You may be able to deduct money you spend for a parent’s medical expenses. Beyond parents’ health care costs, medical bills you pay for other relatives such as siblings, grandchildren, and in-laws may be written off, too. In order to get a deduction, you must pay the other person’s medical bills directly.

You don’t have to claim a relative as a dependent in order to take medical deductions for the bills you pay. That relative doesn’t have to live with you, either. There are some requirements, though:

Citizenship or residency. The person whose bills you pay must be a U.S. citizen or a resident of North America.

Support. You must provide over half of what it costs for that person to live during the year.

If you pay bills for a non-relative, you can get a deduction only if that person lives in your principal place of residence for the entire year.

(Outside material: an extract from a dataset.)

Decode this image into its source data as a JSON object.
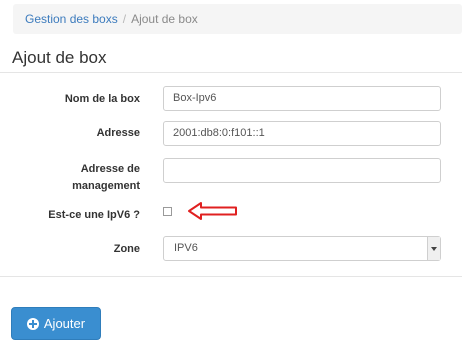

That person also must meet the citizenship or residency and support tests listed above.